▶ What the task requires
Return every line of the listing below so that it matches the original exactly.

▶ Data listing
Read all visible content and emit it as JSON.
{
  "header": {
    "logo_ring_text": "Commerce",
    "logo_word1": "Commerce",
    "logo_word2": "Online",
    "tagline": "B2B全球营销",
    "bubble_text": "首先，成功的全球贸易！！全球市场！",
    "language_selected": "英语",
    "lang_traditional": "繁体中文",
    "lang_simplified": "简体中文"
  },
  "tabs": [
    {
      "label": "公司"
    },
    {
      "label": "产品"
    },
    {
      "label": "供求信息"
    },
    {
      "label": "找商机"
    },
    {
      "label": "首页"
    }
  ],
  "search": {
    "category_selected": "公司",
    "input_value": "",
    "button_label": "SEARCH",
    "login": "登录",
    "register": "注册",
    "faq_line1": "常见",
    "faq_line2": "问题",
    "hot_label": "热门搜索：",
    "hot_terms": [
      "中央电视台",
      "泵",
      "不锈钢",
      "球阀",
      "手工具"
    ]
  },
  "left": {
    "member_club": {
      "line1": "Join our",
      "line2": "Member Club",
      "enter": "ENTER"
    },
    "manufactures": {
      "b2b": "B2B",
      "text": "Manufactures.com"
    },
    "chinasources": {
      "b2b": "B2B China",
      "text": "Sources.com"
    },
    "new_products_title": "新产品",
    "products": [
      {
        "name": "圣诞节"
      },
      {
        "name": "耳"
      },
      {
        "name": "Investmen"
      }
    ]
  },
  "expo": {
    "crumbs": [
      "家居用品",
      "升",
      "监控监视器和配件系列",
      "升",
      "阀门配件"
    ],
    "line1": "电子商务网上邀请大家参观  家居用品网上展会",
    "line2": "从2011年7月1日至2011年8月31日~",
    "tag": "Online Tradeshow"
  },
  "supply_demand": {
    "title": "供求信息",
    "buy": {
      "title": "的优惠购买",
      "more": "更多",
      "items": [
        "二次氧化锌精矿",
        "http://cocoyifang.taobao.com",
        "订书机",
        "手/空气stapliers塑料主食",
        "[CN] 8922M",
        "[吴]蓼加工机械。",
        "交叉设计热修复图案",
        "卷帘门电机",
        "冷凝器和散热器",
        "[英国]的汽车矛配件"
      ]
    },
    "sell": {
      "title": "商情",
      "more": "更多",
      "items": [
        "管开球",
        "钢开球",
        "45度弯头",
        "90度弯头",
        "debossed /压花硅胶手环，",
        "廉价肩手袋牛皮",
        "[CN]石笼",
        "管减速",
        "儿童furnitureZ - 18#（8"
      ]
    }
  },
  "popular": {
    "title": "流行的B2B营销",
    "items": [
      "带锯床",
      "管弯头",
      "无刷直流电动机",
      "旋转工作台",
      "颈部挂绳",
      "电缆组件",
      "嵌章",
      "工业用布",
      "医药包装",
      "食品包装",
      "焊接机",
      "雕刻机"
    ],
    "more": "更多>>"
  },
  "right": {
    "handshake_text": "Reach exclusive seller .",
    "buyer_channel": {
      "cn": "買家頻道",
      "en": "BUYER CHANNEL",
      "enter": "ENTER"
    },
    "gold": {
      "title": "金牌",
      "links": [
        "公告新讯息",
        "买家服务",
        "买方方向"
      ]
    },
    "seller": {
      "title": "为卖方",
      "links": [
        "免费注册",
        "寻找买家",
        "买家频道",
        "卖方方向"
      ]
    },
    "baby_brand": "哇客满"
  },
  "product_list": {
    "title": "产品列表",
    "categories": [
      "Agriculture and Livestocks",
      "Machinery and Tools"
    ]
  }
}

▶ Reply to the exercise
Read all visible content and emit it as JSON.
{
  "header": {
    "logo_ring_text": "Commerce",
    "logo_word1": "Commerce",
    "logo_word2": "Online",
    "tagline": "B2B全球营销",
    "bubble_text": "首先，成功的全球贸易！！全球市场！",
    "language_selected": "英语",
    "lang_traditional": "繁体中文",
    "lang_simplified": "简体中文"
  },
  "tabs": [
    {
      "label": "公司"
    },
    {
      "label": "产品"
    },
    {
      "label": "供求信息"
    },
    {
      "label": "找商机"
    },
    {
      "label": "首页"
    }
  ],
  "search": {
    "category_selected": "公司",
    "input_value": "",
    "button_label": "SEARCH",
    "login": "登录",
    "register": "注册",
    "faq_line1": "常见",
    "faq_line2": "问题",
    "hot_label": "热门搜索：",
    "hot_terms": [
      "中央电视台",
      "泵",
      "不锈钢",
      "球阀",
      "手工具"
    ]
  },
  "left": {
    "member_club": {
      "line1": "Join our",
      "line2": "Member Club",
      "enter": "ENTER"
    },
    "manufactures": {
      "b2b": "B2B",
      "text": "Manufactures.com"
    },
    "chinasources": {
      "b2b": "B2B China",
      "text": "Sources.com"
    },
    "new_products_title": "新产品",
    "products": [
      {
        "name": "圣诞节"
      },
      {
        "name": "耳"
      },
      {
        "name": "Investmen"
      }
    ]
  },
  "expo": {
    "crumbs": [
      "家居用品",
      "升",
      "监控监视器和配件系列",
      "升",
      "阀门配件"
    ],
    "line1": "电子商务网上邀请大家参观  家居用品网上展会",
    "line2": "从2011年7月1日至2011年8月31日~",
    "tag": "Online Tradeshow"
  },
  "supply_demand": {
    "title": "供求信息",
    "buy": {
      "title": "的优惠购买",
      "more": "更多",
      "items": [
        "二次氧化锌精矿",
        "http://cocoyifang.taobao.com",
        "订书机",
        "手/空气stapliers塑料主食",
        "[CN] 8922M",
        "[吴]蓼加工机械。",
        "交叉设计热修复图案",
        "卷帘门电机",
        "冷凝器和散热器",
        "[英国]的汽车矛配件"
      ]
    },
    "sell": {
      "title": "商情",
      "more": "更多",
      "items": [
        "管开球",
        "钢开球",
        "45度弯头",
        "90度弯头",
        "debossed /压花硅胶手环，",
        "廉价肩手袋牛皮",
        "[CN]石笼",
        "管减速",
        "儿童furnitureZ - 18#（8"
      ]
    }
  },
  "popular": {
    "title": "流行的B2B营销",
    "items": [
      "带锯床",
      "管弯头",
      "无刷直流电动机",
      "旋转工作台",
      "颈部挂绳",
      "电缆组件",
      "嵌章",
      "工业用布",
      "医药包装",
      "食品包装",
      "焊接机",
      "雕刻机"
    ],
    "more": "更多>>"
  },
  "right": {
    "handshake_text": "Reach exclusive seller .",
    "buyer_channel": {
      "cn": "買家頻道",
      "en": "BUYER CHANNEL",
      "enter": "ENTER"
    },
    "gold": {
      "title": "金牌",
      "links": [
        "公告新讯息",
        "买家服务",
        "买方方向"
      ]
    },
    "seller": {
      "title": "为卖方",
      "links": [
        "免费注册",
        "寻找买家",
        "买家频道",
        "卖方方向"
      ]
    },
    "baby_brand": "哇客满"
  },
  "product_list": {
    "title": "产品列表",
    "categories": [
      "Agriculture and Livestocks",
      "Machinery and Tools"
    ]
  }
}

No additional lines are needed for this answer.